Online forums are rich sources of information about user communication activity over time. Finding temporal patterns in online forum communication threads can advance our understanding of the dynamics of conversations. The main challenge of temporal analysis in this context is the complexity of forum data. There can be thousands of interacting users, who(More)
Email archives are full of social information, including how messages are addressed and frequency of contact between senders and receivers. To study the use of this rich metadata for email management, particularly email triage, we deployed SNARF, a prototype tool which uses social metadata to organize received email by correspondent, sort received email by(More)
Building on existing stochastic actor-oriented models for panel data, we employ a conditional logistic framework to explore growth mechanisms for tie creation in continuously-observed networks. This framework models the likelihood of tie formation distinguishing it from hazard models that consider time to tie formation. It enables multiple growth mechanisms(More)
While much social network data exists online, key network metrics for high-risk populations must still be captured through self-report. This practice has suffered from numerous limitations in workflow and response burden. However, advances in technology, network drawing libraries and databases are making interactive network drawing increasingly feasible. We(More)
To what extent do friendship ties influence the conversation structure in open groups? Openly accessible Facebook groups offer the opportunity to examine how individuals leverage their existing friendship relations when speaking to a large and often heterogeneous audience.
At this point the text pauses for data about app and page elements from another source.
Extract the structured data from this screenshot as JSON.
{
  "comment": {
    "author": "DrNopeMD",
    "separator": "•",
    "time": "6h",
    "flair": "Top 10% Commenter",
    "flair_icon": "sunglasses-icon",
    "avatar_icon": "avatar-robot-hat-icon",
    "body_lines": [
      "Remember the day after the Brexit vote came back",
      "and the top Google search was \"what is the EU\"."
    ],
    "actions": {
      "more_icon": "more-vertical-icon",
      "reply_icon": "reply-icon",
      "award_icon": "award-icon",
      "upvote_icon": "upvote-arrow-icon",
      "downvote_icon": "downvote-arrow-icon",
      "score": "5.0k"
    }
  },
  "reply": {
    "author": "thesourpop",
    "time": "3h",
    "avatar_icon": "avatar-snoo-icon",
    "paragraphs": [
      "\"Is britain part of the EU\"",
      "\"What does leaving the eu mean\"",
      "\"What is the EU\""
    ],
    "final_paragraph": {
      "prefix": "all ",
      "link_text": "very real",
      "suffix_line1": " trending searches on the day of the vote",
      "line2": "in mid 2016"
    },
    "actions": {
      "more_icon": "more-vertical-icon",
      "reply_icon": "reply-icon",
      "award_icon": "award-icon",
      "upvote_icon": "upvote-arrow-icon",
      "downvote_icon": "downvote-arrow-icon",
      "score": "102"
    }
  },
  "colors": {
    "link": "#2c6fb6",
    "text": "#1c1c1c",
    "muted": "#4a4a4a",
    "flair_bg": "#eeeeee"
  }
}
For example, those with many friends in the group may receive more positive signals(More)